In high-tension situations, such as during a police interrogation or investigation, people feel pressured to talk, self-incriminate, or admit fault, Sometimes, because these situations are so intense, innocent people confess to crimes they didn’t commit. Our United States Supreme Court has found that the Fifth Amendment’s Right to Remain Silent protects the guilty and the innocent.
At The Bianchi Law Group, we encourage every New Jersey resident, and United States citizen to know that they are protected under the Fifth Amendment to the U.S. Constitution when interrogated by police or against being required to testify against themselves at trial. This right, called the right against self-incrimination, is where we get the term “pleading the Fifth,” a reference to this landmark amendment that we leverage when declining to provide testimony before a judge or during police interrogation. When someone “pleads the Fifth,” they are exercising their right not to speak.
New Jersey citizens should always be aware of their right against self-incrimination to understand how they are protected under the law. When the Fifth Amendment is invoked, criminal defendants , have the right not to answer questions during a police interrogation or provide testimony at their criminal trial. As such, the police can’t force you to answer questions, and the prosecutor of the case is not legally permitted to require that the defendant be called to the stand. This right can be helpful in many criminal cases.
When Should You Invoke the Right Against Self Incrimination and Take the Fifth?
- When police arrest you and ask you questions that may incriminate you,
- When you are read your Miranda Rights,
- When talking to other people about the facts of your case, or
- When another jailhouse inmate tries to get, you talk about your case’s facts.
Can It Be Used Against Me In Court If I Choose Not To Testify Against Myself?
Suppose you are being investigated for a crime or have been accused of any crime in New Jersey.

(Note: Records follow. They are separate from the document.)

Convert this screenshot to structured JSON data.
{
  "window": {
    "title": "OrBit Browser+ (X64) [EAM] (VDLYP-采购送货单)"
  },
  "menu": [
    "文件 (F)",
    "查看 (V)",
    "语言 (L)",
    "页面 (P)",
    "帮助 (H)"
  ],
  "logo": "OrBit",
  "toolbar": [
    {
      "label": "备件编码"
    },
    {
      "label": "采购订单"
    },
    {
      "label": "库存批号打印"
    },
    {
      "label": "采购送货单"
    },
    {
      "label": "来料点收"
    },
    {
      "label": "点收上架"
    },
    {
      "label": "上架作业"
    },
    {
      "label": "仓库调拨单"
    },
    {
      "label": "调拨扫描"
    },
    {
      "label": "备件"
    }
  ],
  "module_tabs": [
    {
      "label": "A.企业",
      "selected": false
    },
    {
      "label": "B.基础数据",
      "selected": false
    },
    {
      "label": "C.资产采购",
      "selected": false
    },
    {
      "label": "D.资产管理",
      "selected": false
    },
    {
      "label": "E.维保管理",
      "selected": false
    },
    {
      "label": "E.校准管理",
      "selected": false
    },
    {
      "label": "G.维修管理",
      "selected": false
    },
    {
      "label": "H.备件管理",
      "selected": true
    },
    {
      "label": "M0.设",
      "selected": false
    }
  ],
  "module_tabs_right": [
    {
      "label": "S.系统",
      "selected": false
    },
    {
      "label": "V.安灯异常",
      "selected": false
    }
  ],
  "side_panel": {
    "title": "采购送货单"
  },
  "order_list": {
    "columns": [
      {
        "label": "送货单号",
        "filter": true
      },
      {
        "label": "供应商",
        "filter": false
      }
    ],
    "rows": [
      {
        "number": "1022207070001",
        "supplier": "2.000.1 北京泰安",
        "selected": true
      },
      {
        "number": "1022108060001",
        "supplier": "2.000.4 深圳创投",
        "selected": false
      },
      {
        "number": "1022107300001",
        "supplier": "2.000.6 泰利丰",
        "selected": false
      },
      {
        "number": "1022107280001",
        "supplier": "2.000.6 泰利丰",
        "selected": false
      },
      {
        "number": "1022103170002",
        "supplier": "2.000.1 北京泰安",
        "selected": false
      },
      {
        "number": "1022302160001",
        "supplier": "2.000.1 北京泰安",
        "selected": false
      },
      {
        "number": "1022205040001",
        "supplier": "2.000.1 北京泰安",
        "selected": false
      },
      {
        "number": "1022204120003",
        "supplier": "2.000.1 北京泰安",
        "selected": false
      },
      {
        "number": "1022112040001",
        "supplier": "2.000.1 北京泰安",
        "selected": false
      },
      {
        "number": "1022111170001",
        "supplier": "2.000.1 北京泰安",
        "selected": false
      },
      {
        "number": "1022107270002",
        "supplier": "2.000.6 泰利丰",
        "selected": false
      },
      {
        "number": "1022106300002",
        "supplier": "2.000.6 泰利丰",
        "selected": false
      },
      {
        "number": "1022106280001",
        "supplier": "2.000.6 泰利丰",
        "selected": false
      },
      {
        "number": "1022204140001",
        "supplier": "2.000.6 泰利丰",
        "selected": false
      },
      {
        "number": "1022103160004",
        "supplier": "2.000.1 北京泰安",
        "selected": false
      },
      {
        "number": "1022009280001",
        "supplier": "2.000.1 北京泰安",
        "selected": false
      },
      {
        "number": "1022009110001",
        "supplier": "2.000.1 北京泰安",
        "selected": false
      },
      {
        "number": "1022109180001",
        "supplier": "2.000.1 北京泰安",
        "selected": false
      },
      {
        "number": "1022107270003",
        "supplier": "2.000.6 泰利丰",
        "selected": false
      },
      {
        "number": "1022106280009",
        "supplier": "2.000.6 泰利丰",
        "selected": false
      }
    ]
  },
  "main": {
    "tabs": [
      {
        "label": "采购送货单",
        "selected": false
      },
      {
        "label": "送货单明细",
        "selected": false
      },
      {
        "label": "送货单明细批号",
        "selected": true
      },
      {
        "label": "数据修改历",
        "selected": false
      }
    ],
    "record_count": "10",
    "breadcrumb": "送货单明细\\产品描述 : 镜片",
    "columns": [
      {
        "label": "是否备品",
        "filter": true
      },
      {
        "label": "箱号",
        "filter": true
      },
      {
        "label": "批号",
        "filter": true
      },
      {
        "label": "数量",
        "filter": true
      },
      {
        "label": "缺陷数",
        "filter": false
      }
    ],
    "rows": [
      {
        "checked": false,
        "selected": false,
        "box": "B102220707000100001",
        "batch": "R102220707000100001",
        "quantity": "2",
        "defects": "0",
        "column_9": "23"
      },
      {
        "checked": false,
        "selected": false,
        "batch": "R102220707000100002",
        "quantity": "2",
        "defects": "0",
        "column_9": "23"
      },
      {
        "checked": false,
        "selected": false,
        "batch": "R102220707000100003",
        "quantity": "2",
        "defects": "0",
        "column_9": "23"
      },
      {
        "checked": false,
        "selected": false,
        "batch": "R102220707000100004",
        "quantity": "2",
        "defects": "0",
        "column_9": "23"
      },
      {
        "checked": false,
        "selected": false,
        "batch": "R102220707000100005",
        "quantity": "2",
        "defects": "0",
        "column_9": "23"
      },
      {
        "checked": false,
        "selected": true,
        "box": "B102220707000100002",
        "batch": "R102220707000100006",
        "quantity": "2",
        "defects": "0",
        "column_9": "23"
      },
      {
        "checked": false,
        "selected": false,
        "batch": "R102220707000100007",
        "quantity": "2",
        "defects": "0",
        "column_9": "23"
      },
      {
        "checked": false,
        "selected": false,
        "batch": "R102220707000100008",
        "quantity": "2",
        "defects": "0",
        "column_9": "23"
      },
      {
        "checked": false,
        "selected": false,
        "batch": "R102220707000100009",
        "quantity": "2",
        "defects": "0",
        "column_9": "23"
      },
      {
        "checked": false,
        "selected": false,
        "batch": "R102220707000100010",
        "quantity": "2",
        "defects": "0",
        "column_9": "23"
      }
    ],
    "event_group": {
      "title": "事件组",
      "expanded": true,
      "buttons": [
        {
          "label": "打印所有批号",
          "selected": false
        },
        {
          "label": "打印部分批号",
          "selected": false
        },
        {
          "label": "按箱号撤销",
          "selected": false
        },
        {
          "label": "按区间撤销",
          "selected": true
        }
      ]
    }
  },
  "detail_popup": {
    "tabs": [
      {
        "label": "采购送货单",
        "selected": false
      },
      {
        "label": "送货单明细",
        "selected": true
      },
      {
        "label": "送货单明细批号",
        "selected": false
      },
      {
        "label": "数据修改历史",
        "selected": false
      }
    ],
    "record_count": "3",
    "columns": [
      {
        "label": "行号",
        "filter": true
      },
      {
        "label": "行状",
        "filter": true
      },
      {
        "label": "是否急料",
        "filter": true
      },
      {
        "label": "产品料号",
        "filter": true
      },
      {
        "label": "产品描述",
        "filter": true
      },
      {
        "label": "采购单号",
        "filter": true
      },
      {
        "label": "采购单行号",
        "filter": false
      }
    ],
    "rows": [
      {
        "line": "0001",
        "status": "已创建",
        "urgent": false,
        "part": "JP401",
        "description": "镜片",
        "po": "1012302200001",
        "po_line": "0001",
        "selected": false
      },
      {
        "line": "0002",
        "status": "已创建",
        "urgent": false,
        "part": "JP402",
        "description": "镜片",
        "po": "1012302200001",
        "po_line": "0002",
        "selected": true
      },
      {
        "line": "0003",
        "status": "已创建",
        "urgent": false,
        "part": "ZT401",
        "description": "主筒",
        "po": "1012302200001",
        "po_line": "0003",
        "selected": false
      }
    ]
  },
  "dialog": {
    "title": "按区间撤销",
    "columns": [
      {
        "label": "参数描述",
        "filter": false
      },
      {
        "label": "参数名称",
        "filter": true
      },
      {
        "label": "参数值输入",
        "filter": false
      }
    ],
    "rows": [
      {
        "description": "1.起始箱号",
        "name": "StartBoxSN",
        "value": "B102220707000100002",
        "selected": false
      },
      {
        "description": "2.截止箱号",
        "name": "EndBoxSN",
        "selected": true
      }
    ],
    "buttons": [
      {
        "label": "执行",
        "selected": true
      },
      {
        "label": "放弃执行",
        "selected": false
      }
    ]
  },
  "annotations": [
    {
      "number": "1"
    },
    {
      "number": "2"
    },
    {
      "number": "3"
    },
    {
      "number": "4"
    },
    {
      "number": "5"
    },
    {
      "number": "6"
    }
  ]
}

In that case, it is essential to remember that you are protected under the Constitution no matter the circumstances. You are not required to self-incriminate under any circumstances, and have the right to remain silent. Therefore, as part of this Constitutional right, the jury is required not to treat your choice as an admission of guilt, or consider it at all. With that being said, the jury is still permitted to assess the evidence of the case and form their own opinions about whether or not you are guilty, but the choice to invoke your Fifth Amendment right cannot be used as evidence against you.
What Happens If I Want To Testify At My Hearing?

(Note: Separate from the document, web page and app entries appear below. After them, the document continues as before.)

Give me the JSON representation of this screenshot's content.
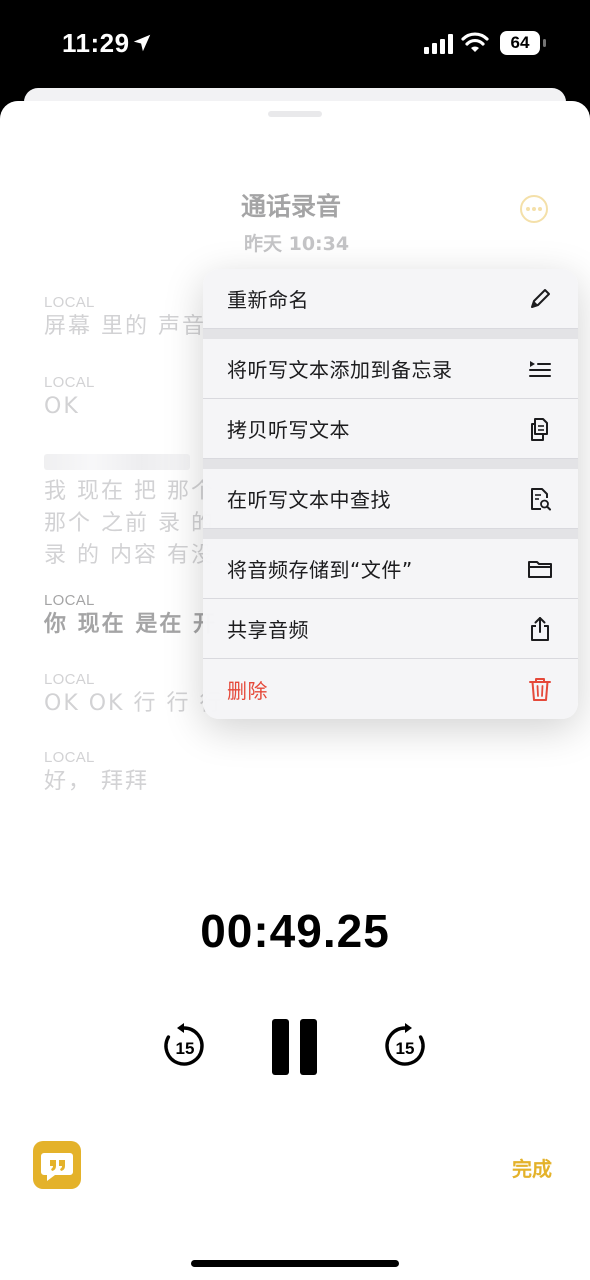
{
  "status_bar": {
    "time": "11:29",
    "battery": "64"
  },
  "sheet": {
    "title": "通话录音",
    "subtitle": "昨天 10:34"
  },
  "transcript": [
    {
      "label": "LOCAL",
      "text": "屏幕 里的 声音"
    },
    {
      "label": "LOCAL",
      "text": "OK"
    },
    {
      "label": "",
      "lines": [
        "我 现在 把 那个",
        "那个 之前 录 的",
        "录 的 内容 有没"
      ]
    },
    {
      "label": "LOCAL",
      "text": "你 现在 是在 开"
    },
    {
      "label": "LOCAL",
      "text": "OK OK 行 行 行"
    },
    {
      "label": "LOCAL",
      "text": "好， 拜拜"
    }
  ],
  "menu": {
    "rename": "重新命名",
    "add_to_notes": "将听写文本添加到备忘录",
    "copy_text": "拷贝听写文本",
    "find_in_text": "在听写文本中查找",
    "save_to_files": "将音频存储到“文件”",
    "share_audio": "共享音频",
    "delete": "删除"
  },
  "player": {
    "timer": "00:49.25",
    "skip_back": "15",
    "skip_forward": "15"
  },
  "bottom": {
    "done": "完成"
  },
  "colors": {
    "accent": "#e4b22a",
    "danger": "#e5493a"
  }
}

As a criminal defendant, you are permitted to testify at your trial if you wish to do so. If you choose to testify at your trial, you have formally waived your Fifth Amendment right not to self-incriminate. After formally choosing to testify, you will first answer questions on direct examination from your lawyer. Next, you are required to answer the prosecutor’s questions and must undergo a cross-examination.

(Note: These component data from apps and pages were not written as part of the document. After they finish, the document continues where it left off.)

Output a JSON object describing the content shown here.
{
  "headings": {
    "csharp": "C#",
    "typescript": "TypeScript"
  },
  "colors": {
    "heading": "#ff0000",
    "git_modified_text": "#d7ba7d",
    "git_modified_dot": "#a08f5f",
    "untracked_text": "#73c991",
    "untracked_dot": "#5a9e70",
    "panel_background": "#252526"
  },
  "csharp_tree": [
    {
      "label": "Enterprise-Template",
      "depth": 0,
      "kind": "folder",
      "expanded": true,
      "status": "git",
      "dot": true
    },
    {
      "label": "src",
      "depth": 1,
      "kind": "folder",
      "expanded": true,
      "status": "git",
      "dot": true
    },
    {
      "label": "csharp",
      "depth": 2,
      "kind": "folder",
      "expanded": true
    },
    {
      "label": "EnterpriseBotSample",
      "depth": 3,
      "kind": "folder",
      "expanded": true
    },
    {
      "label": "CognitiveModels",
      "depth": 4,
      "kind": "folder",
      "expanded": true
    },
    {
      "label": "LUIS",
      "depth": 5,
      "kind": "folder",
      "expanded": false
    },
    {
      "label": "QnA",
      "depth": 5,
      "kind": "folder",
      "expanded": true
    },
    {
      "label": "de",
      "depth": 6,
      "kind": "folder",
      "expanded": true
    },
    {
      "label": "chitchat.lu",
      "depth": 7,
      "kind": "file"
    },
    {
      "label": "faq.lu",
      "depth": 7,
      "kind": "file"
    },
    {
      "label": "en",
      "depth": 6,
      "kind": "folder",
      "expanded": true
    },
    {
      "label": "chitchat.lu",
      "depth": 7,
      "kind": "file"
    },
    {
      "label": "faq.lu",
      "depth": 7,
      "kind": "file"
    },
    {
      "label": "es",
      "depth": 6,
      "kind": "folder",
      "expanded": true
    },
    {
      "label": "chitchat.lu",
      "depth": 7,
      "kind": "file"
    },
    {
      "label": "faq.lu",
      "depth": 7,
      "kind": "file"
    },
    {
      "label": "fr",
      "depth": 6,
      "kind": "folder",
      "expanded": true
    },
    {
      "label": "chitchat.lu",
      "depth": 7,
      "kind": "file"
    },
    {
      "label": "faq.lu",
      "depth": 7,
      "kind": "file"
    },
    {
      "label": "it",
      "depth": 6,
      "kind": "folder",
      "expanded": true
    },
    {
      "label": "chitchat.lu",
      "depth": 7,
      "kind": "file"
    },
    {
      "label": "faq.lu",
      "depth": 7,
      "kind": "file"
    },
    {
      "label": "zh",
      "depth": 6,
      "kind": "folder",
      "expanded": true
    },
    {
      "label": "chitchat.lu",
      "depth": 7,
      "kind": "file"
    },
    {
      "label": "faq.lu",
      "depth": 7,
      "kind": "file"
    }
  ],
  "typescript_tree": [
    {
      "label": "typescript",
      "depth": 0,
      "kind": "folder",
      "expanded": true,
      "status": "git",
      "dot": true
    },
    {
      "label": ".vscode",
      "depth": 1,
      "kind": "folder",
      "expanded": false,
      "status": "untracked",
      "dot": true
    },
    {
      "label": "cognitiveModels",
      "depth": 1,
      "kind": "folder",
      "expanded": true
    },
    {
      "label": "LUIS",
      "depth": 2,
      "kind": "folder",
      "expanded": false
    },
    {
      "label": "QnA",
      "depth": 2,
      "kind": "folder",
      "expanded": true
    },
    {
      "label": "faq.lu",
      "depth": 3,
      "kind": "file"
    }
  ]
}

This section of Constitutional law is nuanced and can quickly seem complex depending on the circumstances that accompany your case. Understanding this complex section of the law can be challenging to achieve on your own. It is essential to consult with a criminal defense attorney and ask them any questions you have about self-incrimination in your New Jersey criminal defense case.
How Should I Know When To Exercise My Right To Remain Silent In A Criminal Defense Case?
Invoking your right to remain silent during an investigation or criminal prosecution is always advisable. It is often called Rule Number One of criminal defense. Nuances vary from case to case, and the facts and circumstances of your investigation or case will be essential to developing a strategy. You can discuss your case with one of our criminal defense attorneys, who are former prosecutors.
How the Bianchi Law Group Can Help
At the Bianchi Law Group, our firm primarily focuses on cases related to Criminal Defense, Municipal Court Matters, and Domestic Violence. Our team of former prosecutors has prosecuted many criminal and domestic violence cases.
Former Prosecutors and Trusted by the Media
The Bianchi Law Group partners Robert (Bob) Bianchi and David Bruno are former prosecutors who are certified along with only 250 other attorneys as certified criminal trial attorneys by the New Jersey Supreme Court. Bob Bianchi and David Bruno regularly appear as national legal analysts to comment and debate on major news networks such as Fox News, CNN, HLN, MSNBC, and Fox Business.
Contact us to schedule a consultation to discuss how we can potentially assist you with your upcoming case or investigation.